Most traders have had the painful experience of setting their stops only to have the price retrace to their stop before continuing in the trend. Although some traders swear that other traders are "running the stops," actually what happened is the trader placed the stop too tight.
You must remember that stops are there for one simple reason; to reserve your capital in case the market goes against you. If you are placing your stops too close, chances are you are consistently being stopped out and not consistently taking money out of the market. For example, a tight stop would have taken you out multiple times within the three separate trends. However, with the ETF Trend Trading stops, Channel Exits and Swing Trailing Stop Strategies; most of the time you actually stay in the trend, enabling you to take your profits near the end of the trend.
By allowing your stops to breathe with the market, you stay in your trade longer, thereby profiting from the bigger moves. Because we combine technical stops with a percentage risk stop it does not matter if some of the stops are larger to give it more breathing room because it's still the same percentage risk.
I also teach a threshold level where the trade is not to be taken because the stop would be too far away. The great thing is that when the stop is tight we get to load up on the number of shares with still only risking the same amount.
For example if I was to sell the SPY at $ 100.00 and the technical stop in this case was tight at only $ 101.00 I would only be risking $ 1 per share. If I had a $ 20,000 account and wanted to risk only 1% that would be a total risk of $ 200. So I divided 200 by $ 1 RPS (risk per share) = 200 shares. So if price drops to a target of $ 95.00 I would make $ 5 per share times 200 = $ 1,000. That is a 5% rate of return while risking only 1%.
On the other end if my technical stop had to be $ 110.00 I would be risking $ 10 per share (past the threshold of too high) and still be risking 1%. I would only be able to sell 20 shares ($ 200 divided by $ 10). So if I exited at the same target of $ 95.00 I would still make $ 5 per share, but only times it by 20 shares = $ 100. A 0.5% rate of return for the same risk of 1%. This is a bad risk reward ratio and why this trade would not be taken in the first place.

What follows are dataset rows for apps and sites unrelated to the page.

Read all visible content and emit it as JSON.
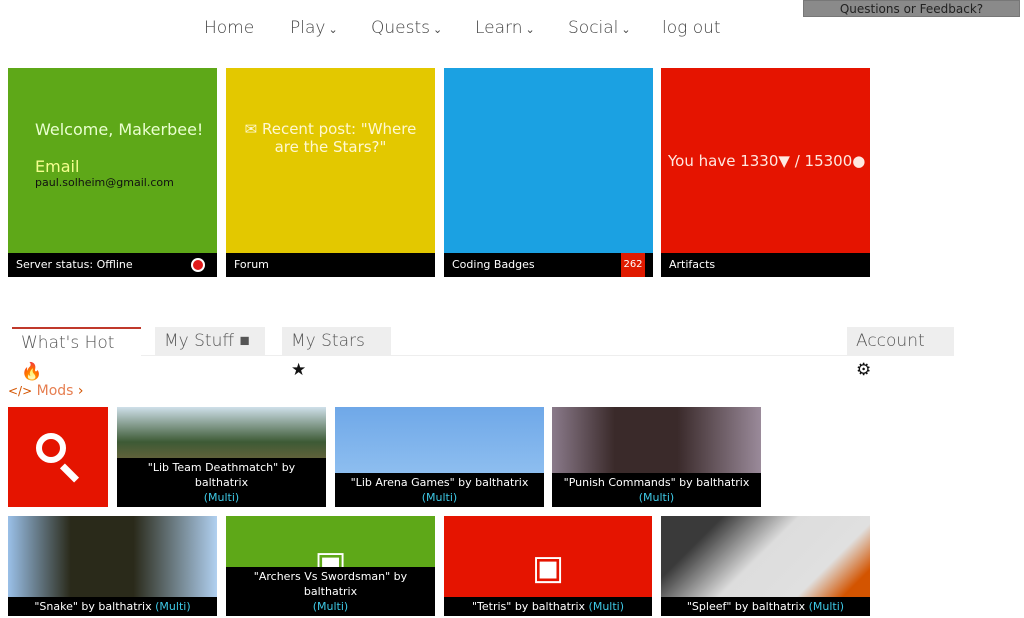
{
  "feedback_label": "Questions or Feedback?",
  "nav": [
    {
      "label": "Home",
      "dropdown": false
    },
    {
      "label": "Play",
      "dropdown": true
    },
    {
      "label": "Quests",
      "dropdown": true
    },
    {
      "label": "Learn",
      "dropdown": true
    },
    {
      "label": "Social",
      "dropdown": true
    },
    {
      "label": "log out",
      "dropdown": false
    }
  ],
  "tiles": {
    "welcome": {
      "title": "Welcome, Makerbee!",
      "email_label": "Email",
      "email": "paul.solheim@gmail.com",
      "bar": "Server status: Offline",
      "color": "#5ea818",
      "status_color": "#e01a1a"
    },
    "forum": {
      "text": "Recent post: \"Where are the Stars?\"",
      "bar": "Forum",
      "color": "#e3c800",
      "icon": "envelope-icon"
    },
    "badges": {
      "bar": "Coding Badges",
      "count": "262",
      "color": "#1ba1e2"
    },
    "artifacts": {
      "prefix": "You have ",
      "gems": "1330",
      "sep": " / ",
      "points": "15300",
      "bar": "Artifacts",
      "color": "#e51400"
    }
  },
  "tabs": [
    {
      "label": "What's Hot",
      "icon": "fire-icon",
      "active": true
    },
    {
      "label": "My Stuff",
      "icon": "cube-icon"
    },
    {
      "label": "My Stars",
      "icon": "star-icon"
    }
  ],
  "account_label": "Account",
  "section": {
    "label": "Mods"
  },
  "mods": [
    {
      "title": "\"Lib Team Deathmatch\" by balthatrix",
      "tag": "(Multi)"
    },
    {
      "title": "\"Lib Arena Games\" by balthatrix",
      "tag": "(Multi)"
    },
    {
      "title": "\"Punish Commands\" by balthatrix",
      "tag": "(Multi)"
    },
    {
      "title": "\"Snake\" by balthatrix",
      "tag": "(Multi)"
    },
    {
      "title": "\"Archers Vs Swordsman\" by balthatrix",
      "tag": "(Multi)"
    },
    {
      "title": "\"Tetris\" by balthatrix",
      "tag": "(Multi)"
    },
    {
      "title": "\"Spleef\" by balthatrix",
      "tag": "(Multi)"
    }
  ]
}
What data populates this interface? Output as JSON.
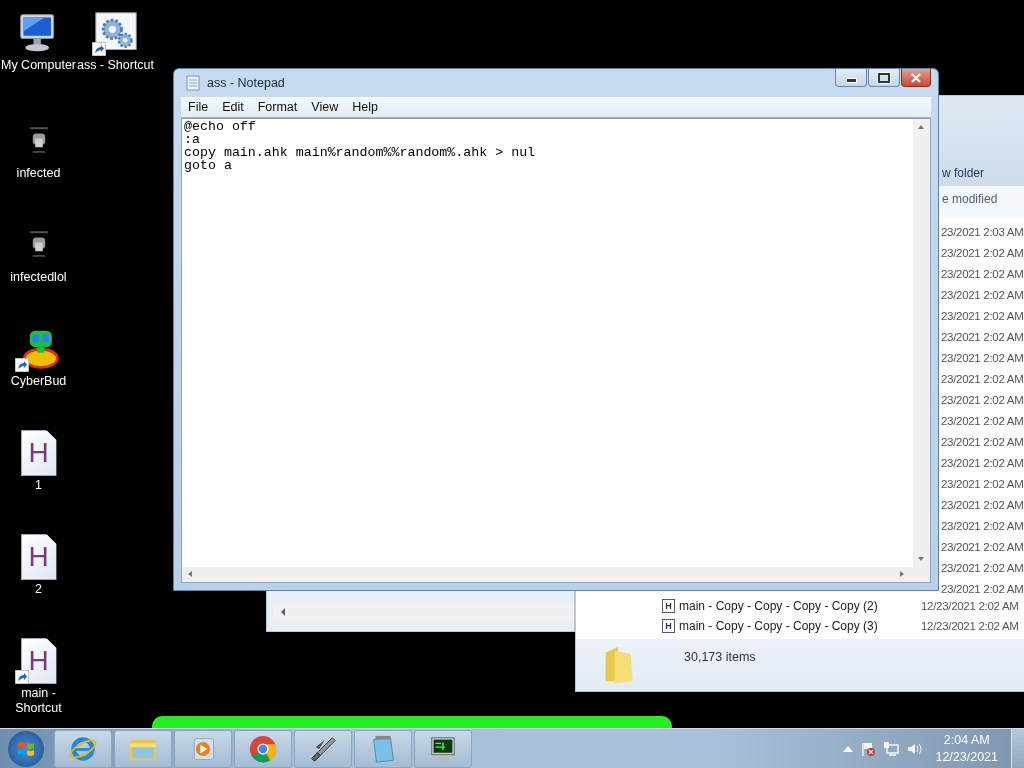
{
  "desktop_icons": [
    {
      "label": "My Computer",
      "kind": "computer",
      "shortcut": false
    },
    {
      "label": "ass - Shortcut",
      "kind": "gears",
      "shortcut": true
    },
    {
      "label": "infected",
      "kind": "thumbnail",
      "shortcut": false
    },
    {
      "label": "infectedlol",
      "kind": "thumbnail",
      "shortcut": false
    },
    {
      "label": "CyberBud",
      "kind": "buddy",
      "shortcut": true
    },
    {
      "label": "1",
      "kind": "script",
      "glyph": "H",
      "shortcut": false
    },
    {
      "label": "2",
      "kind": "script",
      "glyph": "H",
      "shortcut": false
    },
    {
      "label": "main - Shortcut",
      "kind": "script",
      "glyph": "H",
      "shortcut": true
    }
  ],
  "back_window": {
    "kind": "scrollbar"
  },
  "explorer": {
    "toolbar_text": "w folder",
    "column_header": "e modified",
    "date_fragments": [
      "23/2021 2:03 AM",
      "23/2021 2:02 AM",
      "23/2021 2:02 AM",
      "23/2021 2:02 AM",
      "23/2021 2:02 AM",
      "23/2021 2:02 AM",
      "23/2021 2:02 AM",
      "23/2021 2:02 AM",
      "23/2021 2:02 AM",
      "23/2021 2:02 AM",
      "23/2021 2:02 AM",
      "23/2021 2:02 AM",
      "23/2021 2:02 AM",
      "23/2021 2:02 AM",
      "23/2021 2:02 AM",
      "23/2021 2:02 AM",
      "23/2021 2:02 AM",
      "23/2021 2:02 AM"
    ],
    "rows": [
      {
        "glyph": "H",
        "name": "main - Copy - Copy - Copy - Copy (2)",
        "date": "12/23/2021 2:02 AM"
      },
      {
        "glyph": "H",
        "name": "main - Copy - Copy - Copy - Copy (3)",
        "date": "12/23/2021 2:02 AM"
      }
    ],
    "status": "30,173 items"
  },
  "notepad": {
    "title": "ass - Notepad",
    "menu": [
      "File",
      "Edit",
      "Format",
      "View",
      "Help"
    ],
    "lines": [
      "@echo off",
      ":a",
      "copy main.ahk main%random%%random%.ahk > nul",
      "goto a"
    ]
  },
  "taskbar": {
    "items": [
      {
        "kind": "ie"
      },
      {
        "kind": "explorer"
      },
      {
        "kind": "media"
      },
      {
        "kind": "chrome"
      },
      {
        "kind": "rocket"
      },
      {
        "kind": "notepad"
      },
      {
        "kind": "terminal"
      }
    ],
    "time": "2:04 AM",
    "date": "12/23/2021"
  }
}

That is why if the RPS (risk per share) is too high we do not take the trade. I share that threshold with my members (clue; it has to do with the risk vs. reward ratio). That is why many times on my daily videos I say "we were able to load up on the shares in this trade because the RPS was so low!" Those are my favorite trades.

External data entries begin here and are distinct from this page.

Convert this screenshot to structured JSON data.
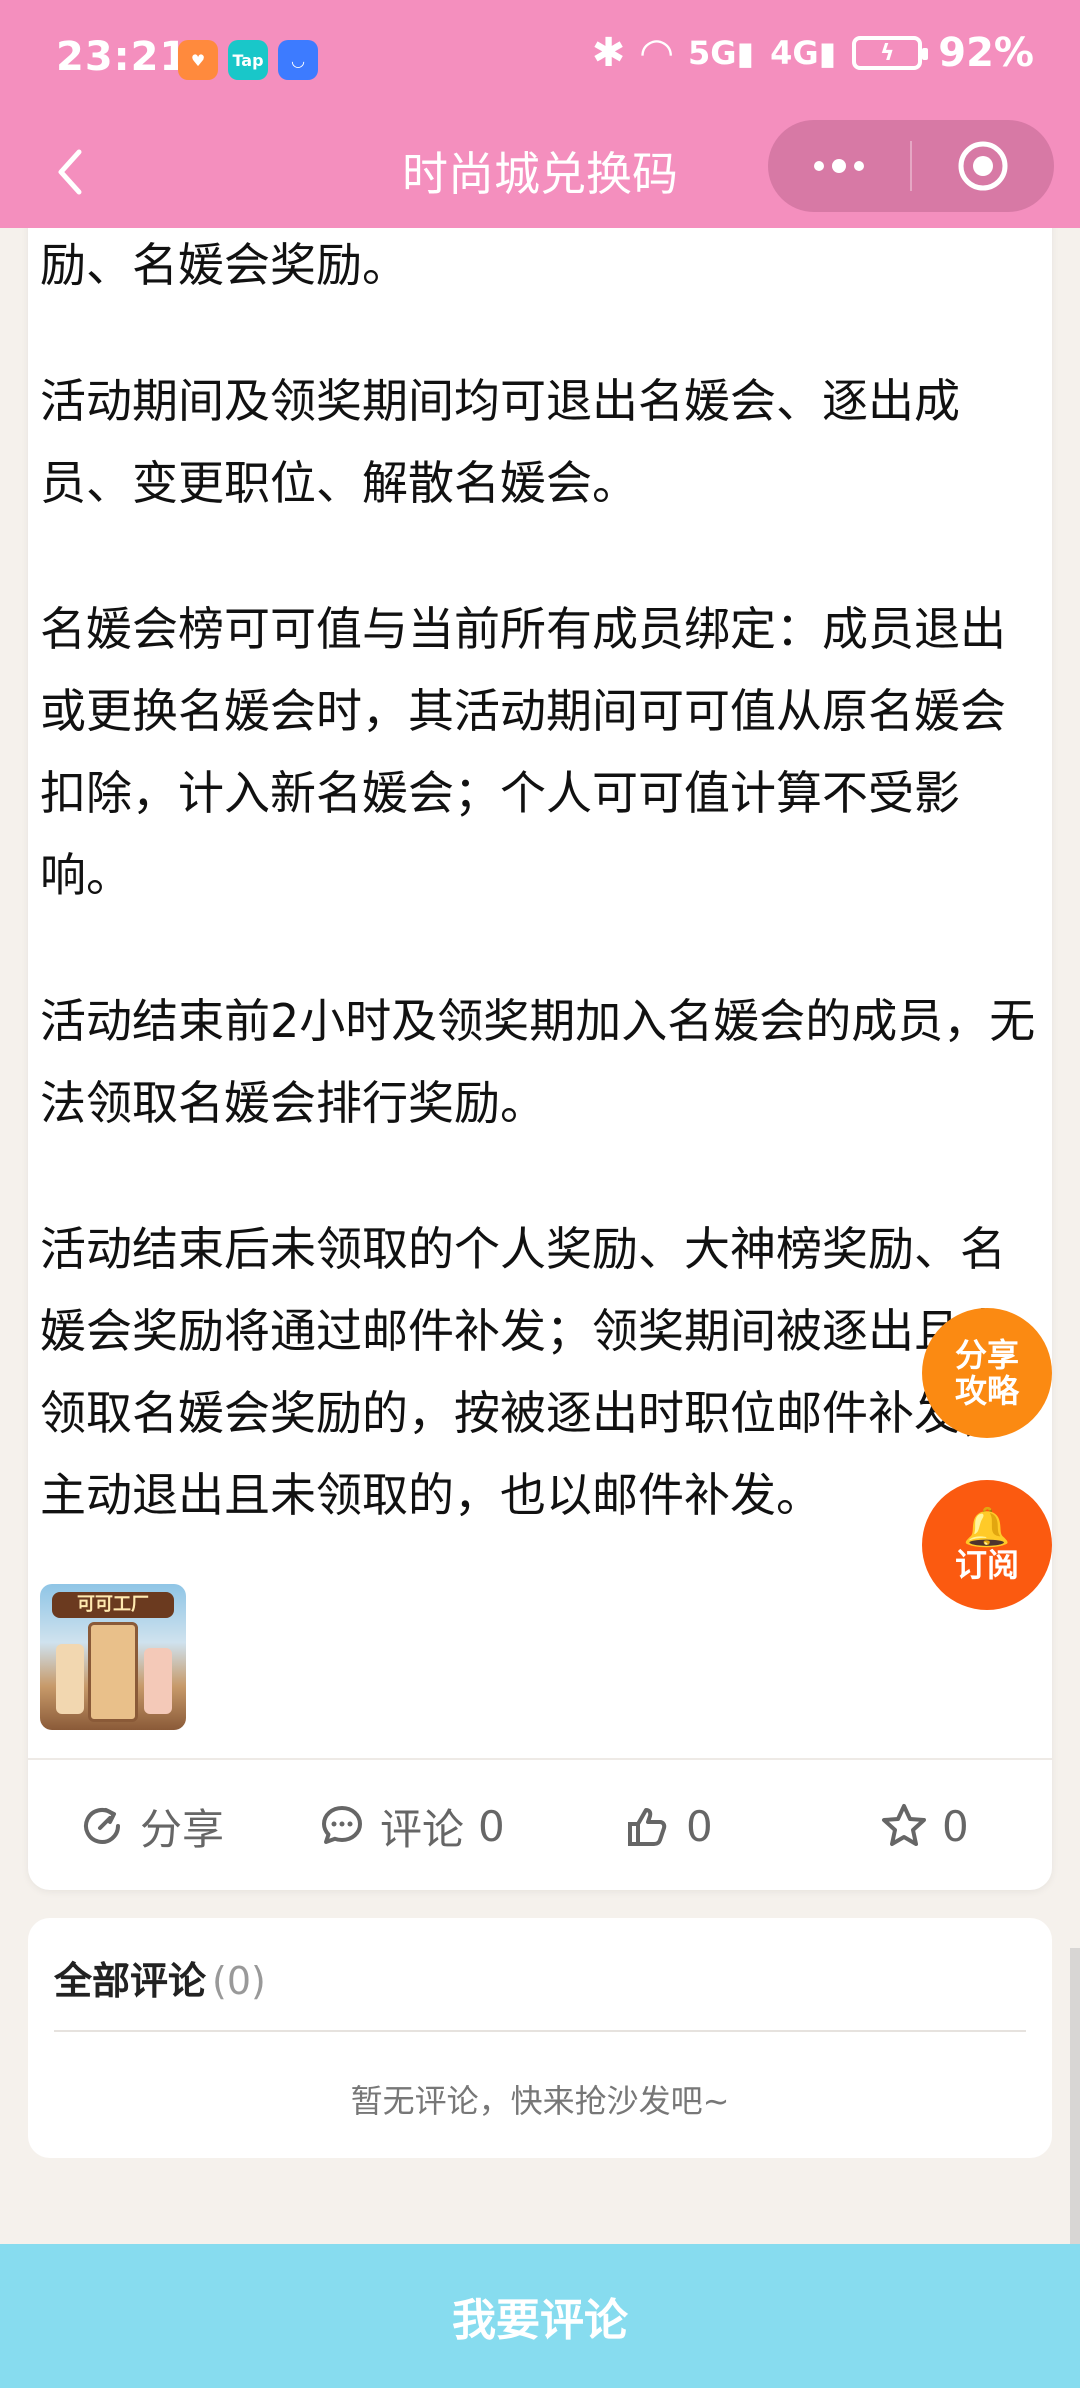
{
  "status_bar": {
    "time": "23:21",
    "app_icons": [
      "app-heart-icon",
      "taptap-icon",
      "market-icon"
    ],
    "tap_label": "Tap",
    "network": "5G",
    "network2": "4G",
    "battery": "92%"
  },
  "nav": {
    "title": "时尚城兑换码",
    "menu_icon": "more-dots-icon",
    "close_icon": "target-icon"
  },
  "article": {
    "paragraphs": [
      "励、名媛会奖励。",
      "活动期间及领奖期间均可退出名媛会、逐出成员、变更职位、解散名媛会。",
      "名媛会榜可可值与当前所有成员绑定：成员退出或更换名媛会时，其活动期间可可值从原名媛会扣除，计入新名媛会；个人可可值计算不受影响。",
      "活动结束前2小时及领奖期加入名媛会的成员，无法领取名媛会排行奖励。",
      "活动结束后未领取的个人奖励、大神榜奖励、名媛会奖励将通过邮件补发；领奖期间被逐出且未领取名媛会奖励的，按被逐出时职位邮件补发；主动退出且未领取的，也以邮件补发。"
    ],
    "thumb_text": "可可工厂"
  },
  "actions": {
    "share": "分享",
    "comment": "评论",
    "comment_count": "0",
    "like_count": "0",
    "fav_count": "0"
  },
  "floating": {
    "share_guide_line1": "分享",
    "share_guide_line2": "攻略",
    "subscribe_icon": "🔔",
    "subscribe": "订阅"
  },
  "comments": {
    "header": "全部评论",
    "count": "(0)",
    "empty_text": "暂无评论，快来抢沙发吧~"
  },
  "bottom": {
    "button": "我要评论"
  },
  "colors": {
    "header_pink": "#f48fbe",
    "bottom_bar": "#87dcef",
    "share_orange": "#fb8a12",
    "subscribe_orange": "#fb5a10"
  }
}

Yes we still get stopped out from time to time, but a lot fewer times than traders who are scared and place their stops way too tight.

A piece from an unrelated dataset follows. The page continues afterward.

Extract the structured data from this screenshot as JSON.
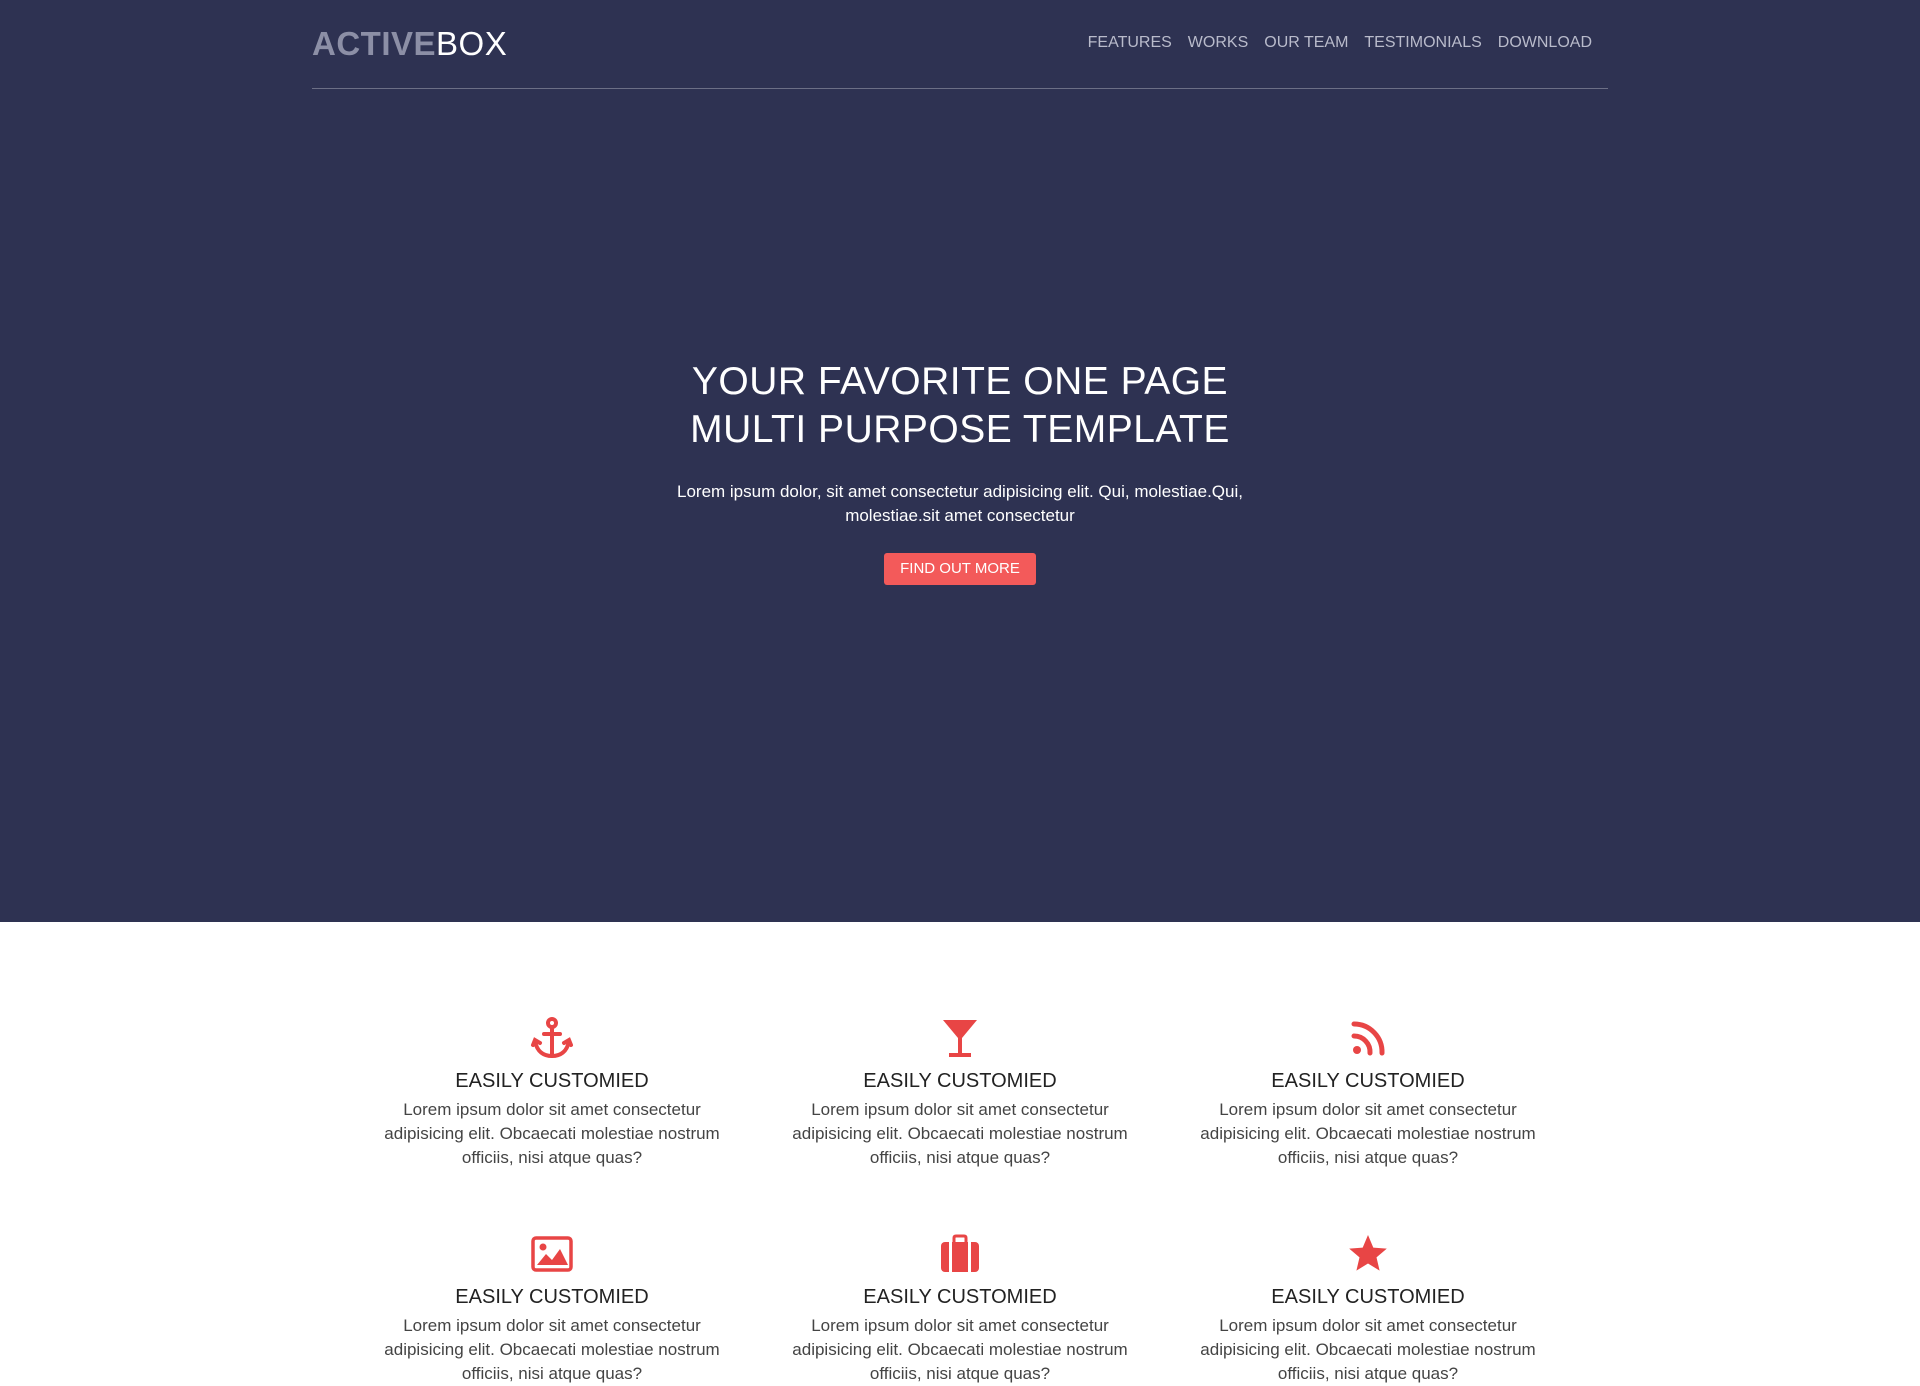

The other end of the spectrum which many average investors are doing right now with their mutual funds is to trade with no stops at all. This is the dumbest investment strategy around. Only financial advisors who only care about their management fee recommend this strategy. I call it the buy, hold and pray method.
The sad thing is that many average investors have fallen for it. Yes the market might turn around, but you've got to admit, it also might not! If your mutual funds are down 20-30% how much more can you take? The financial advisors are hiding the fact from you that you can learn to trade for yourself and do it better than them with proper training.
There is an easy way to become a superior trader or investor "working" only 5-10 minutes per night. I am a former fund manager and used to trade 50 million plus at a time. After leaving the money management business and trading only for myself, I got disgusted with the pathetic trading strategies being being pushed on the internet.
Most of them have no idea how to place proper technical stops let alone how to combine it with a low risk percentage stop. Most of them have purely discretionary systems leaving you open to a gambit of contradictory trading decisions. To succeed long term you need to use technical stops combined with a max percentage stop stop.